Although we might soon start seeing more of these current-gen PCIe M.2 SSDs entering the market, that doesn’t mean the tech will immediately become widespread. As the motherboard manufacturers adapt to fit the new standard form factor, the only M.2 25110 SSDs will likely be bought by enthusiasts who won’t try to pair them with older motherboards.

M.2 SSD in a laptop.

The difference between 22mm and 25mm is small in terms of size, but it can potentially hold a lot of benefits for these future SSDs. M.2 2280 drives are limited by their small form factor. While they fit nicely on all kinds of motherboards, they don’t have the space to support additional cooling options or to allow the addition of extra NAND.

This leads us to the improvements that larger M.2 25110 storage can bring. The extra space can then be used by manufacturers to include larger heatsinks for better cooling and to fit more NAND chips, increasing the drive’s performance.
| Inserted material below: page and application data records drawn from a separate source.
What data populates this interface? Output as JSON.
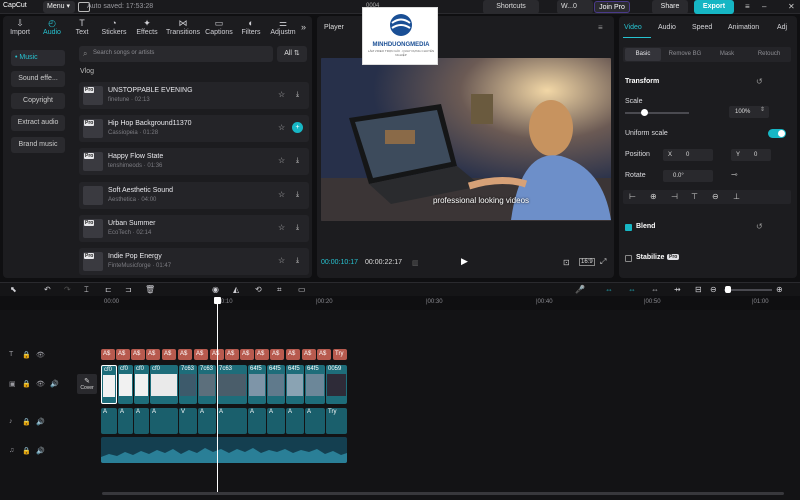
{
  "titlebar": {
    "app_name": "CapCut",
    "menu_label": "Menu",
    "autosave": "Auto saved: 17:53:28",
    "shortcuts": "Shortcuts",
    "workspace": "W...0",
    "join_pro": "Join Pro",
    "share": "Share",
    "export": "Export",
    "center_text": "0004"
  },
  "tabs": [
    {
      "label": "Import",
      "icon": "import-icon"
    },
    {
      "label": "Audio",
      "icon": "audio-icon",
      "active": true
    },
    {
      "label": "Text",
      "icon": "text-icon"
    },
    {
      "label": "Stickers",
      "icon": "stickers-icon"
    },
    {
      "label": "Effects",
      "icon": "effects-icon"
    },
    {
      "label": "Transitions",
      "icon": "transitions-icon"
    },
    {
      "label": "Captions",
      "icon": "captions-icon"
    },
    {
      "label": "Filters",
      "icon": "filters-icon"
    },
    {
      "label": "Adjustm",
      "icon": "adjust-icon"
    }
  ],
  "sidenav": [
    "• Music",
    "Sound effe...",
    "Copyright",
    "Extract audio",
    "Brand music"
  ],
  "search": {
    "placeholder": "Search songs or artists",
    "all_label": "All"
  },
  "section": "Vlog",
  "songs": [
    {
      "title": "UNSTOPPABLE EVENING",
      "sub": "finetune · 02:13"
    },
    {
      "title": "Hip Hop Background11370",
      "sub": "Cassiopeia · 01:28"
    },
    {
      "title": "Happy Flow State",
      "sub": "tenshimeods · 01:36"
    },
    {
      "title": "Soft Aesthetic Sound",
      "sub": "Aesthetica · 04:00"
    },
    {
      "title": "Urban Summer",
      "sub": "EcoTech · 02:14"
    },
    {
      "title": "Indie Pop Energy",
      "sub": "FinteMusicforge · 01:47"
    }
  ],
  "player": {
    "title": "Player",
    "subtitle": "professional looking videos",
    "time_current": "00:00:10:17",
    "time_total": "00:00:22:17",
    "ratio": "16:9"
  },
  "watermark": {
    "title": "MINHDUONGMEDIA",
    "sub": "LÀM VIDEO TRỌN GÓI · QUAY DỰNG CHUYÊN NGHIỆP"
  },
  "right": {
    "tabs": [
      "Video",
      "Audio",
      "Speed",
      "Animation",
      "Adj"
    ],
    "subtabs": [
      "Basic",
      "Remove BG",
      "Mask",
      "Retouch"
    ],
    "transform": "Transform",
    "scale_label": "Scale",
    "scale_value": "100%",
    "uniform_scale": "Uniform scale",
    "position_label": "Position",
    "pos_x_label": "X",
    "pos_x": "0",
    "pos_y_label": "Y",
    "pos_y": "0",
    "rotate_label": "Rotate",
    "rotate_value": "0.0°",
    "blend": "Blend",
    "stabilize": "Stabilize",
    "pro_badge": "Pro"
  },
  "ruler": [
    "00:00",
    "|00:10",
    "|00:20",
    "|00:30",
    "|00:40",
    "|00:50",
    "|01:00"
  ],
  "text_clips": [
    "A$",
    "A$",
    "A$",
    "A$",
    "A$",
    "A$",
    "A$",
    "A$",
    "A$",
    "A$",
    "A$",
    "A$",
    "A$",
    "A$",
    "A$",
    "A$",
    "A$",
    "A$",
    "Try"
  ],
  "video_clips": [
    "cf0",
    "cf0",
    "cf0",
    "cf0",
    "7c63",
    "7c63",
    "7c63",
    "64f5",
    "64f5",
    "64f5",
    "64f5",
    "0059"
  ],
  "audio_clips": [
    "A",
    "A",
    "A",
    "A",
    "V",
    "A",
    "A",
    "A",
    "A",
    "A",
    "A",
    "A",
    "A",
    "Try"
  ],
  "cover_label": "Cover",
  "colors": {
    "accent": "#27c3d1",
    "text_clip": "#b75a4e",
    "video_clip": "#1e6d7a",
    "export": "#16b6c4"
  }
}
As Overclock3d notes, even though the technology is moving forward, many manufacturers might still choose to stick with the (currently standard) 2280 M.2 SSD form factor. It’s true that they will likely find their use for many years to come, if only because the smaller size makes them more viable for laptops and other pre-built devices. When it comes to DIY desktops and pre-built PCs, we may see the rise of the M.2 25110 SSD soon enough.